In Old Testament times, the Law was the primary base for teaching. Now, we have the teaching of Jesus, God's only Son, and His followers (epistles).

Those who read and think on God's Word, throughout the day and night, are like trees planted by a river. They have a constant source of nourishment, bear fruit, and never wither. Not only that, but they prosper in all they do.

Why? Because their guidance and source of wisdom is the eternal One—the Living God.

Would you like to prosper and be blessed?

A simple way of tapping into the continual flow of wisdom God gives to whoever asks for it (James 1:5), is reading and meditating on His Word. Either by reading through it, or listening through it.

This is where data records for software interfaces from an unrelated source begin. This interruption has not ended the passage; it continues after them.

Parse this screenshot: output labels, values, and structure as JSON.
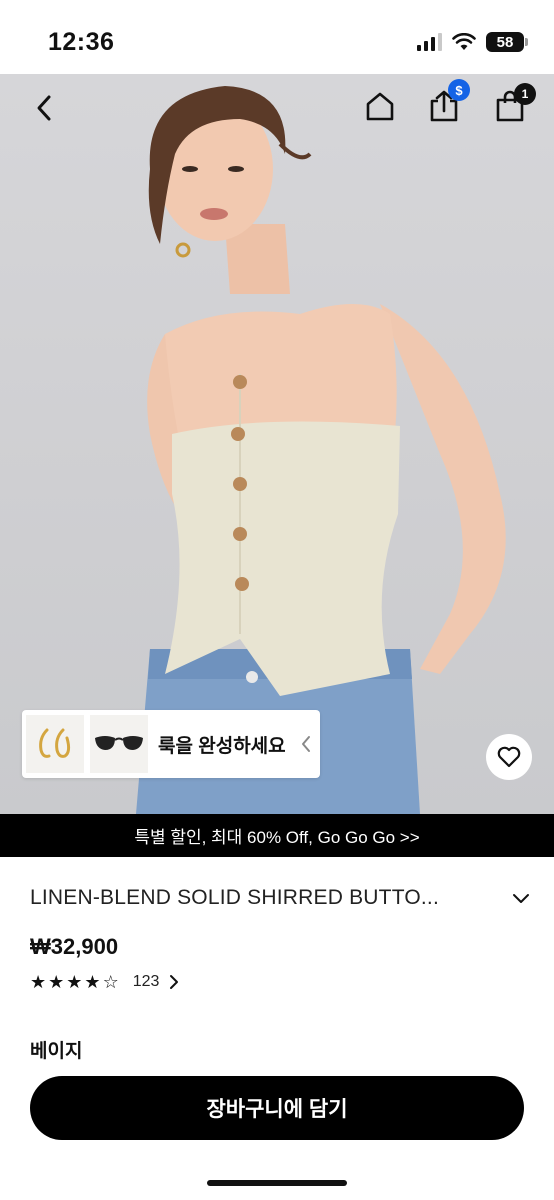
{
  "status_bar": {
    "time": "12:36",
    "battery": "58"
  },
  "header": {
    "share_badge": "$",
    "cart_badge": "1"
  },
  "look": {
    "label": "룩을 완성하세요"
  },
  "promo": {
    "text": "특별 할인, 최대 60% Off, Go Go Go >>"
  },
  "product": {
    "title": "LINEN-BLEND SOLID SHIRRED BUTTO...",
    "price": "₩32,900",
    "rating": 4,
    "rating_max": 5,
    "review_count": "123",
    "color": "베이지"
  },
  "actions": {
    "add_to_cart": "장바구니에 담기"
  },
  "colors": {
    "accent": "#000000",
    "badge_blue": "#1463e6",
    "promo_bg": "#000000"
  }
}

Have you ever read through the whole Bible? It takes commitment, but is worth the investment.

Here are some plans you can try—

Bible in One Year

M'Cheyne One Year Reading Plan

The One Year Bible

The Bible in a Year

ESV Study Bible

Prof Horner's 10 list plan

I'm committed to reading through the Bible this year using The Bible in a Year plan.

Choose a plan, stick with it, and see how God prospers you this coming year!

This week I've focused on reading, sharing and understanding God's Word. If you haven't seen my earlier posts this week, check them out—

 Getting Beyond "John 3:16"

Re-framing John 3:16—a follow up

As always, thanks for reading and sharing these posts!

May your New Year be blessed—as you trust in the One who alone knows the future!